▶ **Instructions for the task**
Could you write out every record below exactly, leaving the pictures out?

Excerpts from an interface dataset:
--- --- ---

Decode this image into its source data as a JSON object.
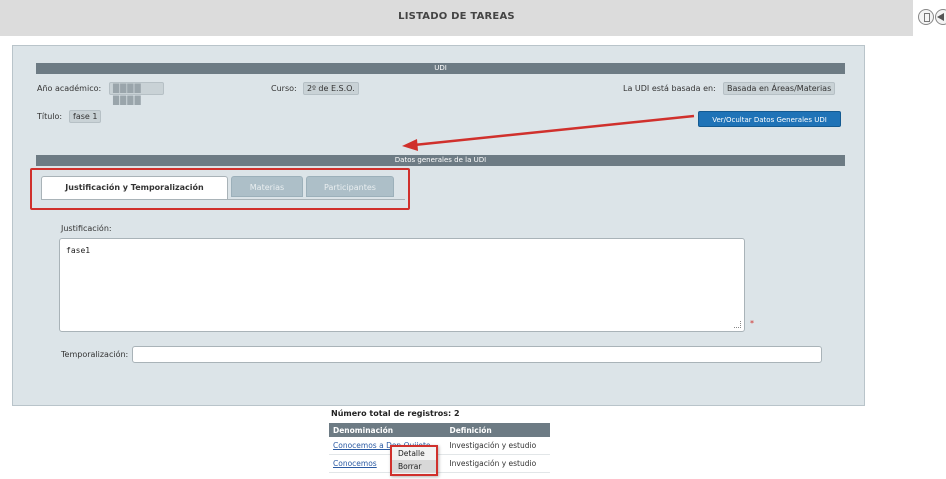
{
  "header": {
    "title": "LISTADO DE TAREAS"
  },
  "udi": {
    "section_title": "UDI",
    "anio_label": "Año académico:",
    "anio_value": "████ ████",
    "curso_label": "Curso:",
    "curso_value": "2º de E.S.O.",
    "basada_label": "La UDI está basada en:",
    "basada_value": "Basada en Áreas/Materias",
    "titulo_label": "Título:",
    "titulo_value": "fase 1",
    "toggle_button": "Ver/Ocultar Datos Generales UDI"
  },
  "datos": {
    "section_title": "Datos generales de la UDI",
    "tabs": [
      {
        "label": "Justificación y Temporalización"
      },
      {
        "label": "Materias"
      },
      {
        "label": "Participantes"
      }
    ],
    "justificacion_label": "Justificación:",
    "justificacion_value": "fase1",
    "required_mark": "*",
    "temporalizacion_label": "Temporalización:",
    "temporalizacion_value": ""
  },
  "list": {
    "total_label": "Número total de registros: 2",
    "columns": [
      "Denominación",
      "Definición"
    ],
    "rows": [
      {
        "denominacion": "Conocemos a Don Quijote",
        "definicion": "Investigación y estudio"
      },
      {
        "denominacion": "Conocemos",
        "definicion": "Investigación y estudio"
      }
    ]
  },
  "context_menu": {
    "items": [
      "Detalle",
      "Borrar"
    ],
    "selected": "Borrar"
  },
  "colors": {
    "accent_red": "#d0302c",
    "bar_gray": "#6d7b84",
    "button_blue": "#1f73b7",
    "panel_bg": "#dce4e8"
  }
}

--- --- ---

▶ **Result of this exercise**
Decode this image into its source data as a JSON object.
{
  "header": {
    "title": "LISTADO DE TAREAS"
  },
  "udi": {
    "section_title": "UDI",
    "anio_label": "Año académico:",
    "anio_value": "████ ████",
    "curso_label": "Curso:",
    "curso_value": "2º de E.S.O.",
    "basada_label": "La UDI está basada en:",
    "basada_value": "Basada en Áreas/Materias",
    "titulo_label": "Título:",
    "titulo_value": "fase 1",
    "toggle_button": "Ver/Ocultar Datos Generales UDI"
  },
  "datos": {
    "section_title": "Datos generales de la UDI",
    "tabs": [
      {
        "label": "Justificación y Temporalización"
      },
      {
        "label": "Materias"
      },
      {
        "label": "Participantes"
      }
    ],
    "justificacion_label": "Justificación:",
    "justificacion_value": "fase1",
    "required_mark": "*",
    "temporalizacion_label": "Temporalización:",
    "temporalizacion_value": ""
  },
  "list": {
    "total_label": "Número total de registros: 2",
    "columns": [
      "Denominación",
      "Definición"
    ],
    "rows": [
      {
        "denominacion": "Conocemos a Don Quijote",
        "definicion": "Investigación y estudio"
      },
      {
        "denominacion": "Conocemos",
        "definicion": "Investigación y estudio"
      }
    ]
  },
  "context_menu": {
    "items": [
      "Detalle",
      "Borrar"
    ],
    "selected": "Borrar"
  },
  "colors": {
    "accent_red": "#d0302c",
    "bar_gray": "#6d7b84",
    "button_blue": "#1f73b7",
    "panel_bg": "#dce4e8"
  }
}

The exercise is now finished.